**Task prompt**
In the listing below, locate the lines bearing the word "vagy". Copy every one of them.

**Records shown**
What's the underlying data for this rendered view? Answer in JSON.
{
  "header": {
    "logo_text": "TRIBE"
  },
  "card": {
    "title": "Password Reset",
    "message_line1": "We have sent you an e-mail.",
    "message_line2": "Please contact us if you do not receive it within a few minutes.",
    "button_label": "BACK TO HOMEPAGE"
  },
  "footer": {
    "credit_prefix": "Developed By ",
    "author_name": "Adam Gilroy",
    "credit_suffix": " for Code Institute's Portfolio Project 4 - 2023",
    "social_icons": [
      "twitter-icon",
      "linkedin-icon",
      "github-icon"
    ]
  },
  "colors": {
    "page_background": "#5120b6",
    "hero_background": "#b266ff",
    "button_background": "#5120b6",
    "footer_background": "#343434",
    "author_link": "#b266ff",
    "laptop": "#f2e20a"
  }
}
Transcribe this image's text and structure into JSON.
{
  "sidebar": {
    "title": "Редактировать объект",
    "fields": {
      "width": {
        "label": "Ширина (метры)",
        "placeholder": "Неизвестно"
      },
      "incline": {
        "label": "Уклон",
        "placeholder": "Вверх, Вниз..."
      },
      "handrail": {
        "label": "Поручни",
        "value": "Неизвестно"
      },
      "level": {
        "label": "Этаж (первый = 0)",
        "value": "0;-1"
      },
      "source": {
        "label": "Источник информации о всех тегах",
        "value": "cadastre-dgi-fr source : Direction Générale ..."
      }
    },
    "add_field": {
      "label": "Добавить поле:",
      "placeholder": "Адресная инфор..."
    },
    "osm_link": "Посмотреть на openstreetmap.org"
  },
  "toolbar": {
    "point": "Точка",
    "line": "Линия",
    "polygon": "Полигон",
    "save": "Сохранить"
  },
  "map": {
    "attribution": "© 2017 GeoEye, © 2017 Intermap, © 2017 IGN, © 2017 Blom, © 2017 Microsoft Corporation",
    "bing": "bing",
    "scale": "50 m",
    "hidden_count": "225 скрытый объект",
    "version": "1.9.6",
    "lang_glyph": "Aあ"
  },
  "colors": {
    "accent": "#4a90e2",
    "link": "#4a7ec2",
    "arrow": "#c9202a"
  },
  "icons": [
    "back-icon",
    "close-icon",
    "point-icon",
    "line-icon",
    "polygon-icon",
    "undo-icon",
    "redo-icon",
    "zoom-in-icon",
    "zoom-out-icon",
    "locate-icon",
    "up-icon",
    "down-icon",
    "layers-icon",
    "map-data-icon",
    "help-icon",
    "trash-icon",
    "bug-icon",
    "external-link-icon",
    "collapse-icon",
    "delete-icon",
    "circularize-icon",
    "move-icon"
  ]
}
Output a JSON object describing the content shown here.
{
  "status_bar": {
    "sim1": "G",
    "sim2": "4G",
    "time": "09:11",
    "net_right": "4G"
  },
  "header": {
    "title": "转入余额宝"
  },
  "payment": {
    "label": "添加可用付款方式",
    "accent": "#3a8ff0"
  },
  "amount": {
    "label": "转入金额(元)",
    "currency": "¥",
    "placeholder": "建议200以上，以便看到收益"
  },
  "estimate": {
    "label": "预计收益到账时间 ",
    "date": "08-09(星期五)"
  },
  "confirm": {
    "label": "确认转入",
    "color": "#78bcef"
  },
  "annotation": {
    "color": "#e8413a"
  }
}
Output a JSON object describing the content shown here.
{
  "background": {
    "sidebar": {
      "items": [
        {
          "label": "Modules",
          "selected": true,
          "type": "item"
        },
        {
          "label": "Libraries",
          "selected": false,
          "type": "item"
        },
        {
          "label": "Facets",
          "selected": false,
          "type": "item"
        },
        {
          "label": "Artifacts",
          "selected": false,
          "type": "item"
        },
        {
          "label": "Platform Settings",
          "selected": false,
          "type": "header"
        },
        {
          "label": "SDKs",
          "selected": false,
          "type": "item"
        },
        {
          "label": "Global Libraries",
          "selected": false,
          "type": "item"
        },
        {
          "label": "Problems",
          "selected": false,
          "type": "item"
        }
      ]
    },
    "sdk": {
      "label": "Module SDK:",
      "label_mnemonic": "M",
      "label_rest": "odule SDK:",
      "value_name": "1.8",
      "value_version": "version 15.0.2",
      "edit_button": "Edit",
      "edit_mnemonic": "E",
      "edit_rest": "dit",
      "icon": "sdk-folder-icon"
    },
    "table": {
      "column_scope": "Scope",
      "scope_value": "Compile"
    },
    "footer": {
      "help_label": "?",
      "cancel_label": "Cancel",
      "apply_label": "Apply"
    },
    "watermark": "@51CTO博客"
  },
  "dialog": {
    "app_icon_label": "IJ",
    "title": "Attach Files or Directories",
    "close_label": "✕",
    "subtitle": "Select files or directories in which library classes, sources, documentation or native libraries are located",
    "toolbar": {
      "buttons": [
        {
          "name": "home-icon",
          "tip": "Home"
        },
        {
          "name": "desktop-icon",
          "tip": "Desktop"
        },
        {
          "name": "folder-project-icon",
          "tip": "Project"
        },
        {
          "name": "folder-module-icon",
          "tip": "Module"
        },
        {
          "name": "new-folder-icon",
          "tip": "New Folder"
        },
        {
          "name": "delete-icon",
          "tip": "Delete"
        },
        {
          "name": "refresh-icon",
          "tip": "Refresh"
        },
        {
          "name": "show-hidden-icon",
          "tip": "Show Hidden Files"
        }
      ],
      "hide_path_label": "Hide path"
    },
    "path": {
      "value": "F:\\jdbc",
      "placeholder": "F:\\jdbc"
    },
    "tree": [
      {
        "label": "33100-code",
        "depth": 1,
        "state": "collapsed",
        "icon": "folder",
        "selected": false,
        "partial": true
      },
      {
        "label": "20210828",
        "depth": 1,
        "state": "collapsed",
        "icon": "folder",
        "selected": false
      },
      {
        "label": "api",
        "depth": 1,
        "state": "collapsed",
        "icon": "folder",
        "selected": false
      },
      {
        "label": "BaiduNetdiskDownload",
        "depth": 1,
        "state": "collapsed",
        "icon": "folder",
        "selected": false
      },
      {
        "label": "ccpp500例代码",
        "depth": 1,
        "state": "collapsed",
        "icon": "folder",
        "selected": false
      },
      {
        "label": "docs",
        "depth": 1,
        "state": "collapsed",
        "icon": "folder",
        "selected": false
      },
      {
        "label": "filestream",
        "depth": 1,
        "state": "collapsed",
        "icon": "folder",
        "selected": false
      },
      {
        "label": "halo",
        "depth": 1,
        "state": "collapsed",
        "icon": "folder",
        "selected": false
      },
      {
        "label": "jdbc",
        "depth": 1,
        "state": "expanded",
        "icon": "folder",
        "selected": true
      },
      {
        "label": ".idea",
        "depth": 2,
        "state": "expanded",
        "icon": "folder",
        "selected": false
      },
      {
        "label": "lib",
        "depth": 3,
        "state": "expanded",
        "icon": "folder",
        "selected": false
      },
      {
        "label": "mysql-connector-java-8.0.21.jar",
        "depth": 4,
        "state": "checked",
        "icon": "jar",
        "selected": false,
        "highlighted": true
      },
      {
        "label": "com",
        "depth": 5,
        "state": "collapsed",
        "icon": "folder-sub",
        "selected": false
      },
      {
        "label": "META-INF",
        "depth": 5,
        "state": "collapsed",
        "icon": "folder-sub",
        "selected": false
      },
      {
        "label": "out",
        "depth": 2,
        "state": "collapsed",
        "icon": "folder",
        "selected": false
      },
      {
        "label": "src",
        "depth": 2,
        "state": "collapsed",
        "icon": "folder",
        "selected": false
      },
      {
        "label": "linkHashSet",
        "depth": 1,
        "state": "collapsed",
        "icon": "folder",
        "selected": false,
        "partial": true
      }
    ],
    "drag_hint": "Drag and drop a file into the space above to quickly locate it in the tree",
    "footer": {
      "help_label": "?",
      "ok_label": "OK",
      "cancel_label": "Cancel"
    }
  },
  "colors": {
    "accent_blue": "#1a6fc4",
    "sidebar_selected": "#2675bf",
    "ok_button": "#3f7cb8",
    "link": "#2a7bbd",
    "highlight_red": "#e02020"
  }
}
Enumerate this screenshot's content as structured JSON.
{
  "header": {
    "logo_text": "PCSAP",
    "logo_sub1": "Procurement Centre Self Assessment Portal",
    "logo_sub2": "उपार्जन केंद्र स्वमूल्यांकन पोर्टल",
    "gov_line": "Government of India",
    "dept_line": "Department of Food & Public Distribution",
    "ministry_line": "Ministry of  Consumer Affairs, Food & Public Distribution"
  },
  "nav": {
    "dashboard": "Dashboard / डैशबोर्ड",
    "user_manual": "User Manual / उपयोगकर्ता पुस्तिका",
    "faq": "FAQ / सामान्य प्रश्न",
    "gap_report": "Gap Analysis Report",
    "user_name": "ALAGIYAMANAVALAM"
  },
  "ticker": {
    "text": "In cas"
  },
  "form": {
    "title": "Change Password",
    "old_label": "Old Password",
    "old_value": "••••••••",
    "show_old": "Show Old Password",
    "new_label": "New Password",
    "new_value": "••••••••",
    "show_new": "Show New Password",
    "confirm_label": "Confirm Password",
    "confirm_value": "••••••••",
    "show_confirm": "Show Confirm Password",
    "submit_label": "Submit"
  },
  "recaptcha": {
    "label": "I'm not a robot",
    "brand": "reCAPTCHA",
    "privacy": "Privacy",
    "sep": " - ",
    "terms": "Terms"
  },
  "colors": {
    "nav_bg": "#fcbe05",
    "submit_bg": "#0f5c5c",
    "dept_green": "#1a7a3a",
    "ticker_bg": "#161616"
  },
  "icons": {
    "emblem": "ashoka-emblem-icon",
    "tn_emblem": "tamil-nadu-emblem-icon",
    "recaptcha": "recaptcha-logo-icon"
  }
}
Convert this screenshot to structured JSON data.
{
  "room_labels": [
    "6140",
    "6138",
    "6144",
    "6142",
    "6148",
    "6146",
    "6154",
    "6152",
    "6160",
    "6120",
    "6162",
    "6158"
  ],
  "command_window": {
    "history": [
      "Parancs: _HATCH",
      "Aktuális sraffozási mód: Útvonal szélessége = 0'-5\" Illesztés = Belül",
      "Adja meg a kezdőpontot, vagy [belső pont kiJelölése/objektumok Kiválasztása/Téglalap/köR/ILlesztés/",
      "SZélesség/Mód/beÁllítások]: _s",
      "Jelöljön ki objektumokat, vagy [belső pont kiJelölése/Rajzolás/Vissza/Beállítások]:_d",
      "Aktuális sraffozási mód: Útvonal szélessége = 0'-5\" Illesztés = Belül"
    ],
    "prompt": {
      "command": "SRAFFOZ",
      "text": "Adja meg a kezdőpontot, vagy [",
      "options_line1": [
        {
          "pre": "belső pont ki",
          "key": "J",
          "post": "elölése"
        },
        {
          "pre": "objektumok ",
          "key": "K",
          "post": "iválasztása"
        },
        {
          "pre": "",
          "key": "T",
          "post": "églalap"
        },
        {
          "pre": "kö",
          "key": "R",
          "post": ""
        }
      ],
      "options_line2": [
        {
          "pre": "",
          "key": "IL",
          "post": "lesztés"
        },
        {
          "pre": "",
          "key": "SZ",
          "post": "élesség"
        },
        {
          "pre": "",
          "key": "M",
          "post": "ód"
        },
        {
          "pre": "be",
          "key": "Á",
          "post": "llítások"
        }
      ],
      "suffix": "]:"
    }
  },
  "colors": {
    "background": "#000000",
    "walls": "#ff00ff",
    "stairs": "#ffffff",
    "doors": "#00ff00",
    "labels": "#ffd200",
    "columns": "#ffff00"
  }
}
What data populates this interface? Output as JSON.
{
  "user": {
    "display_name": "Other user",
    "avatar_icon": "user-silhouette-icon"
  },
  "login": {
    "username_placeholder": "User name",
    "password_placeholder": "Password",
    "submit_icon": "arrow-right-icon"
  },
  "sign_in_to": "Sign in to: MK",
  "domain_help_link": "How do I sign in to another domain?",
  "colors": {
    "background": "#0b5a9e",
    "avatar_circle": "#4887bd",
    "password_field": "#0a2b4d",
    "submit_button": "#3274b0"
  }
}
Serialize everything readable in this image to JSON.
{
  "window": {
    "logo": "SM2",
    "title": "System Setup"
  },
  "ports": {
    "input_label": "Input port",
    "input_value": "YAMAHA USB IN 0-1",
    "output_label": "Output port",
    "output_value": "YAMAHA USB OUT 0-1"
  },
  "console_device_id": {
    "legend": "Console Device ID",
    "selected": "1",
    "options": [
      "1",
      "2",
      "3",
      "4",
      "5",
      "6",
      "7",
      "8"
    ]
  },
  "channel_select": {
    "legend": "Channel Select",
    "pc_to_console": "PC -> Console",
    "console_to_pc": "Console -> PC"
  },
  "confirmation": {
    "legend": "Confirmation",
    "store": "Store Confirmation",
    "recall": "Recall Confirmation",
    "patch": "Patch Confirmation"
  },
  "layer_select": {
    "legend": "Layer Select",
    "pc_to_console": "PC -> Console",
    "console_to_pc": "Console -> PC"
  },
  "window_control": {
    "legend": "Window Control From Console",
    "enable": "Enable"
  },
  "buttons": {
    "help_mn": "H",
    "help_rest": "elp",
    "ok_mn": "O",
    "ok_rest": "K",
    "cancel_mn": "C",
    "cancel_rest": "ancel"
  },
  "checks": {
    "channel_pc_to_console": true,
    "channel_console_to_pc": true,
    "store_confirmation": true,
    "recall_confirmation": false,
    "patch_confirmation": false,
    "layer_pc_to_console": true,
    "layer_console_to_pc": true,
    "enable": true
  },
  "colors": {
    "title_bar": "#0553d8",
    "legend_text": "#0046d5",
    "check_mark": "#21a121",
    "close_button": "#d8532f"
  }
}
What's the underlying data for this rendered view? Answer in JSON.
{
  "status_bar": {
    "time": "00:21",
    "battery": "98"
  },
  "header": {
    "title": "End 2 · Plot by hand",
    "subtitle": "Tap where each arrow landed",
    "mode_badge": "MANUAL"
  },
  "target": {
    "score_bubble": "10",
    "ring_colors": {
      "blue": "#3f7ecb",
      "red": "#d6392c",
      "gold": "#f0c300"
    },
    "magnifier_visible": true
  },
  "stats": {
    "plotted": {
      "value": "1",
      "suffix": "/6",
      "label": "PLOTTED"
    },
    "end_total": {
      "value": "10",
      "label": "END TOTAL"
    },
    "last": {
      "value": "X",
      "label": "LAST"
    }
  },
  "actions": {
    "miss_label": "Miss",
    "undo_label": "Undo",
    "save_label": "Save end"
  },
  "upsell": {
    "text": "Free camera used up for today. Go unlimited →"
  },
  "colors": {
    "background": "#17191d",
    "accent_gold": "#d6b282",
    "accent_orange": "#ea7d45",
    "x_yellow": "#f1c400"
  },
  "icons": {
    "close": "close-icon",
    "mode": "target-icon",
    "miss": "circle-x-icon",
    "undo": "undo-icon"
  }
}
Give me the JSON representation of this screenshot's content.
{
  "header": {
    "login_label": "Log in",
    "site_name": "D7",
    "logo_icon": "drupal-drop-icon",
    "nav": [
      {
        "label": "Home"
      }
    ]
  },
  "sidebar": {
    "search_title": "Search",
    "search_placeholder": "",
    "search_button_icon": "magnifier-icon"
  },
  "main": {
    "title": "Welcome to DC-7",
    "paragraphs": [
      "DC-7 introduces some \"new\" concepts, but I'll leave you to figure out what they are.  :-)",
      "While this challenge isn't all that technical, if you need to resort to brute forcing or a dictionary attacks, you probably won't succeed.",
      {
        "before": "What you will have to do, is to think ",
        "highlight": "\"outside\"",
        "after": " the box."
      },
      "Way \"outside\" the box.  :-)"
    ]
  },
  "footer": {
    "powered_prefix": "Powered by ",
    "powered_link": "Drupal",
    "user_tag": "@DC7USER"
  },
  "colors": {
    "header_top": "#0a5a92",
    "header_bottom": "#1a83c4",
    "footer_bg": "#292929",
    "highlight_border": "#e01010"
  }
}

**Response to this exercise**
      "Adja meg a kezdőpontot, vagy [belső pont kiJelölése/objektumok Kiválasztása/Téglalap/köR/ILlesztés/",
      "Jelöljön ki objektumokat, vagy [belső pont kiJelölése/Rajzolás/Vissza/Beállítások]:_d",
      "text": "Adja meg a kezdőpontot, vagy [",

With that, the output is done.